-------- Material to process
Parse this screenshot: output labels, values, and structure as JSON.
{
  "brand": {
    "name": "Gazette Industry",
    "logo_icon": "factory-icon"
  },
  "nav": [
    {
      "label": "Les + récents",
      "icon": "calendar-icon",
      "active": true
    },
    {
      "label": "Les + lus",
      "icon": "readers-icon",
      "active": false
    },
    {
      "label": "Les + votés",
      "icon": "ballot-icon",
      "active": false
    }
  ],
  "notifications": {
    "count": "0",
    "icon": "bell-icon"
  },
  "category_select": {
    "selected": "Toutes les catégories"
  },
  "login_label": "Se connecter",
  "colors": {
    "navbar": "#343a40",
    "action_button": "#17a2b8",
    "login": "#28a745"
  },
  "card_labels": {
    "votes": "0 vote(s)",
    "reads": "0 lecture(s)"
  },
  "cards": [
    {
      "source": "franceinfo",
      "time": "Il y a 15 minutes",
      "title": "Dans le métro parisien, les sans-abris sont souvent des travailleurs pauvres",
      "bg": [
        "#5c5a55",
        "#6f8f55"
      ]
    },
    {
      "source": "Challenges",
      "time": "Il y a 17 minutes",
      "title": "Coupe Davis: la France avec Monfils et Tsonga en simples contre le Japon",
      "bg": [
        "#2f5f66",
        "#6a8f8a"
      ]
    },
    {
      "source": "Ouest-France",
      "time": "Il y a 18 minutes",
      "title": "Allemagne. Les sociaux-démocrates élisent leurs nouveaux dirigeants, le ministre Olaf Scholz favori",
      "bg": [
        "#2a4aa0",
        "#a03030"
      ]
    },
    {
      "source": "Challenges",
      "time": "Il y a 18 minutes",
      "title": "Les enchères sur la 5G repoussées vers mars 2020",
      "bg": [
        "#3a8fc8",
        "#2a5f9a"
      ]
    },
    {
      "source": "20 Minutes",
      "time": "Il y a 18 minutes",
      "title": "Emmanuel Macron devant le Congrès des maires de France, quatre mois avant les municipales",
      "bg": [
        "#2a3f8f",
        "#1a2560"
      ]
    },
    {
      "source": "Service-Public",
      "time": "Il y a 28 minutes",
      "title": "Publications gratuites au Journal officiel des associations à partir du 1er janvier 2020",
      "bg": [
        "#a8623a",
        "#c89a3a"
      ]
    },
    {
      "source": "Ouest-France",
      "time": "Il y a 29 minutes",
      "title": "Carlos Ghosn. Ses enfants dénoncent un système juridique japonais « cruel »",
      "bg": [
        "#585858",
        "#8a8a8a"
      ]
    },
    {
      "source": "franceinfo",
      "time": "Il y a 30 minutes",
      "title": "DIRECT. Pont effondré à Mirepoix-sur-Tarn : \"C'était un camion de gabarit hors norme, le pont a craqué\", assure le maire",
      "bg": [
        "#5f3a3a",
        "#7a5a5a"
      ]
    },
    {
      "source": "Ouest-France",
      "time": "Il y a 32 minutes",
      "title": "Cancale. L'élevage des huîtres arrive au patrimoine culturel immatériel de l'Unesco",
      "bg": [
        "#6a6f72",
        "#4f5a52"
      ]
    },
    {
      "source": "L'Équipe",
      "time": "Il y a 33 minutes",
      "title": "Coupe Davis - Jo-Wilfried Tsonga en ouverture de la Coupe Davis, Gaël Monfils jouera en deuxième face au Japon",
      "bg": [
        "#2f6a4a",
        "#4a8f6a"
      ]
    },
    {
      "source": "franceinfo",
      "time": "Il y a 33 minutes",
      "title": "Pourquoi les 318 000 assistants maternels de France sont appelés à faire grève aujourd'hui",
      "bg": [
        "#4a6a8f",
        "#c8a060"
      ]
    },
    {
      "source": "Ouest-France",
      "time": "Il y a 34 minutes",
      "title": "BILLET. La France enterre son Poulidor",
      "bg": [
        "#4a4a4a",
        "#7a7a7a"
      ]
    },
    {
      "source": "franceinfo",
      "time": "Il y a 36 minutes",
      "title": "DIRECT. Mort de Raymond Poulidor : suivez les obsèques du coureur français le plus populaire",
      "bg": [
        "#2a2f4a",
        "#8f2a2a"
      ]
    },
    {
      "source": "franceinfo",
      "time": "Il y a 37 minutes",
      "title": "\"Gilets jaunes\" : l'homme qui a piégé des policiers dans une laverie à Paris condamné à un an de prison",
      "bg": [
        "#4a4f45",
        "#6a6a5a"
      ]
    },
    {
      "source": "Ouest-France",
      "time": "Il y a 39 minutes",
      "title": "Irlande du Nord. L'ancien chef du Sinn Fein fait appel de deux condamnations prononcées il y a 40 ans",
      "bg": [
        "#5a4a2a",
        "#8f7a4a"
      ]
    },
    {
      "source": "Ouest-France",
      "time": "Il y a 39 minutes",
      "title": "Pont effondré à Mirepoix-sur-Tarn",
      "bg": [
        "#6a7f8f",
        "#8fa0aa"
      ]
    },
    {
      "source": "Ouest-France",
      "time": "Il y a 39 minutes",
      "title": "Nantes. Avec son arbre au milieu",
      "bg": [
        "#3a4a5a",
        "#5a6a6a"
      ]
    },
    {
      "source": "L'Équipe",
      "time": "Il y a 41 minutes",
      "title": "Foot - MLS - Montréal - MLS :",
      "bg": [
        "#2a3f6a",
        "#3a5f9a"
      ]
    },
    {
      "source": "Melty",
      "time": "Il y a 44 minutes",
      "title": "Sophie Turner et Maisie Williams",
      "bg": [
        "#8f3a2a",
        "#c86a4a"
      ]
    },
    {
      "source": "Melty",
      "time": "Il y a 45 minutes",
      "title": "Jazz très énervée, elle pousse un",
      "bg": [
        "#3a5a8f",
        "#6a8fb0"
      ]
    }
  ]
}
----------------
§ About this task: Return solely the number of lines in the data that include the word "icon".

§ Solution for this problem: 5